With André Blais, R. Kenneth Carty, Patrick Fournier and Henk van der Kolk, he co-authored When Citizens Decide: Lessons From Citizens Assemblies, (London: Oxford University Press, 2011), a book that examined citizens’ assemblies in BC, Ontario and the Netherlands. It was the recipient of Seymour Martin Lipset Best Book Award, Canadian Politics Section of American Political Science Association. Last year Jonathan was a member of an Expert Panel on Government Communications for Elections Nova Scotia. He also co-chaired the Bank of Canada’s advisory panel that nominated Viola Desmond for its new banknote.
If elected, Jonathan would like to encourage pedagogical innovation in the discipline and would like to establish a channel for colleagues to disseminate their research findings in non-traditional, popular outlets such as mini-lectures on Youtube.
Lorna Stefanick is a Professor in the Governance, Law and Management program at Athabasca University. She is a co-editor (with Prof. Meenal Shrivastava) of Alberta Oil and the Decline of Democracy in Canada, as well as the author of Controlling Knowledge: Freedom of Information and Protection of Privacy in a Networked World. Lorna co-created national online programs in Information Access/Protection of Privacy and Local Government at the University of Alberta; the latter program received the CAUCE Award of Excellence.
Her multidisciplinary research in digital citizenry, environmental activism and conservation, and privacy protection has reached an international audience. She previously served on the CPSA conference planning committee. Lorna is running for a position on the board of CPSA because she believes that recent national and international events demand that all political scientists embrace a leadership role in promoting the critical analysis of politics and policy.
Jared Wesley (PhD Calgary) is a “pracademic” – a practicing political scientist – whose career path has spanned government boardrooms and university classrooms. At present, he serves as Director of Learning and Development Policy in the Alberta Public Service Commission, having spent five years in senior management roles in several Alberta government central agencies, including Executive Council and Intergovernmental Relations. Jared is also Adjunct Professor of Political Science at the University of Alberta, Co-chair of the CPSA/CAPPA section on Public Administration of the 2017 CPSA Conference Program Committee, former Chair of the CPSA Graduate Student Caucus, and former Conference Chair and Board of Directors Member for the Prairie Political Science Association.

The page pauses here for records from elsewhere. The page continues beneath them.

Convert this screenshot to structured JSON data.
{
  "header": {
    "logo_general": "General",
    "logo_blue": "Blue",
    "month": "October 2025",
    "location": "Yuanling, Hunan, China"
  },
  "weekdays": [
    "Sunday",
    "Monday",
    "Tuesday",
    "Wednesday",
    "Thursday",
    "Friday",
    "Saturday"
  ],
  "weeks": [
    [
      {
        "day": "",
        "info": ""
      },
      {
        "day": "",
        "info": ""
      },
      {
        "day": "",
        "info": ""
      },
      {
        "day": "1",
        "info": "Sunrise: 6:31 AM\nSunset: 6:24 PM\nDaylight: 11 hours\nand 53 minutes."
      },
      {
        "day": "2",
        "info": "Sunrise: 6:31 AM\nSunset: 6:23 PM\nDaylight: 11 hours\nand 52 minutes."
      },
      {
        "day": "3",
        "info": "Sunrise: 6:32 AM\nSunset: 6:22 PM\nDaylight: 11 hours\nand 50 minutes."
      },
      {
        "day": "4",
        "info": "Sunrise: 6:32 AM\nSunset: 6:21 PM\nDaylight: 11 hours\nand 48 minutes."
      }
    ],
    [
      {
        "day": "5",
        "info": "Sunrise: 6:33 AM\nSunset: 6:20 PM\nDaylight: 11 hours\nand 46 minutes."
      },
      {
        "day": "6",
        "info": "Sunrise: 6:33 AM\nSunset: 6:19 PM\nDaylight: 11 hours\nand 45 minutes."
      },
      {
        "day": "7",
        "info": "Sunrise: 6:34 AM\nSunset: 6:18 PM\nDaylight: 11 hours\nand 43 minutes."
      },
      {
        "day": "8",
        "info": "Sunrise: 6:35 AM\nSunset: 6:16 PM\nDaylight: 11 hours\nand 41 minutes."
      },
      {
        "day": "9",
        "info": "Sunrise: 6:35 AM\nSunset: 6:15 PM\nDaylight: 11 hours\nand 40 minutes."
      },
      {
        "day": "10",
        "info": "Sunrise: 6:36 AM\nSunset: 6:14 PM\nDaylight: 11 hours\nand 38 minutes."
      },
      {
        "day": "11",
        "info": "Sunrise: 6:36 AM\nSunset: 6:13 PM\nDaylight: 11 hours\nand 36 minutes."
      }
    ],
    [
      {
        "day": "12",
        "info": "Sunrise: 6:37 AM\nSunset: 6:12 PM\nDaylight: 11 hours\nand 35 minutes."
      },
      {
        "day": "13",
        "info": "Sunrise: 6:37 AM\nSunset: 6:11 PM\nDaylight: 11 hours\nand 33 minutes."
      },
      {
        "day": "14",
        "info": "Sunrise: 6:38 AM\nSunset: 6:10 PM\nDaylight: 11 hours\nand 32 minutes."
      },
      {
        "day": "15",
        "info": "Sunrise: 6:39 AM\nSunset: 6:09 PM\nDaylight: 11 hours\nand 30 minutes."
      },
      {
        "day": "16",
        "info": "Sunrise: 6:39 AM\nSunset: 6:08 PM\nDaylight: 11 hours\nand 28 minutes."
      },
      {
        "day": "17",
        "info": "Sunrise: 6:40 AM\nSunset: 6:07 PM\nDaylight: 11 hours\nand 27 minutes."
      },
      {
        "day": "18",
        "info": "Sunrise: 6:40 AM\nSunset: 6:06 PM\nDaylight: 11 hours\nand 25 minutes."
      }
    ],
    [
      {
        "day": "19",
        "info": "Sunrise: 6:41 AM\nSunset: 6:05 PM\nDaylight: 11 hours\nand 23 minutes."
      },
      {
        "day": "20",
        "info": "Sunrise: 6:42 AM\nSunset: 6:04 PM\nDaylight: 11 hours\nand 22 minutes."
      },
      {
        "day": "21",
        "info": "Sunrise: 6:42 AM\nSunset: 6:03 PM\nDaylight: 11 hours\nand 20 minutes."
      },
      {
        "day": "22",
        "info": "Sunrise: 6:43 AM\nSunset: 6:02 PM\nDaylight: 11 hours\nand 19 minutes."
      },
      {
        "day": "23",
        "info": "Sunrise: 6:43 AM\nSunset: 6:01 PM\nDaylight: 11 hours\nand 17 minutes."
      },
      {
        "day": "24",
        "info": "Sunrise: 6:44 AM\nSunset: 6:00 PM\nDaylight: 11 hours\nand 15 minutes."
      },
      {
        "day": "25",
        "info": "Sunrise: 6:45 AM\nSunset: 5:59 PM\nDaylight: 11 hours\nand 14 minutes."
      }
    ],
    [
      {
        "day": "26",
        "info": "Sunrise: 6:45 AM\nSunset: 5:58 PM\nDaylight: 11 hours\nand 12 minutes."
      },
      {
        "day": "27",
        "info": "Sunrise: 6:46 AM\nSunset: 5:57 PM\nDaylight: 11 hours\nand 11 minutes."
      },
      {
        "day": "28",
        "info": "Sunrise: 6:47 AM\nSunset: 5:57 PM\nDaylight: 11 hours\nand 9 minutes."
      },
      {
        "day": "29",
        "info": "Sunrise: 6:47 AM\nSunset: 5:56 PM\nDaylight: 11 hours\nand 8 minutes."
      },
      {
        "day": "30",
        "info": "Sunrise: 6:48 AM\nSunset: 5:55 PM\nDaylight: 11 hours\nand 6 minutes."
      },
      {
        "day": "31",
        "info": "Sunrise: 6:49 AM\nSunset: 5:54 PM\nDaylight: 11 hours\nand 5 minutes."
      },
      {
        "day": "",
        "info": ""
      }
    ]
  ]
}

He is an active member of the Institute of Public Administration of Canada (IPAC), and his team has launched several pracademic initiatives including the Public Sector Graduate Internship Program (which places graduate students in rotating, paid positions with various orders of government) and the award-winning Café Pracademique initiative (which invites scholars and practitioners to bridge the traditional gap between their communities by ‘hacking’ today’s most pressing public policy challenges in real-time). Jared’s research interests include Canadian federalism and provincial politics, with a focus on political culture and public policy. He looks forward to the opportunity of building a stronger pracademic culture among scholars and public policy professionals across Canada.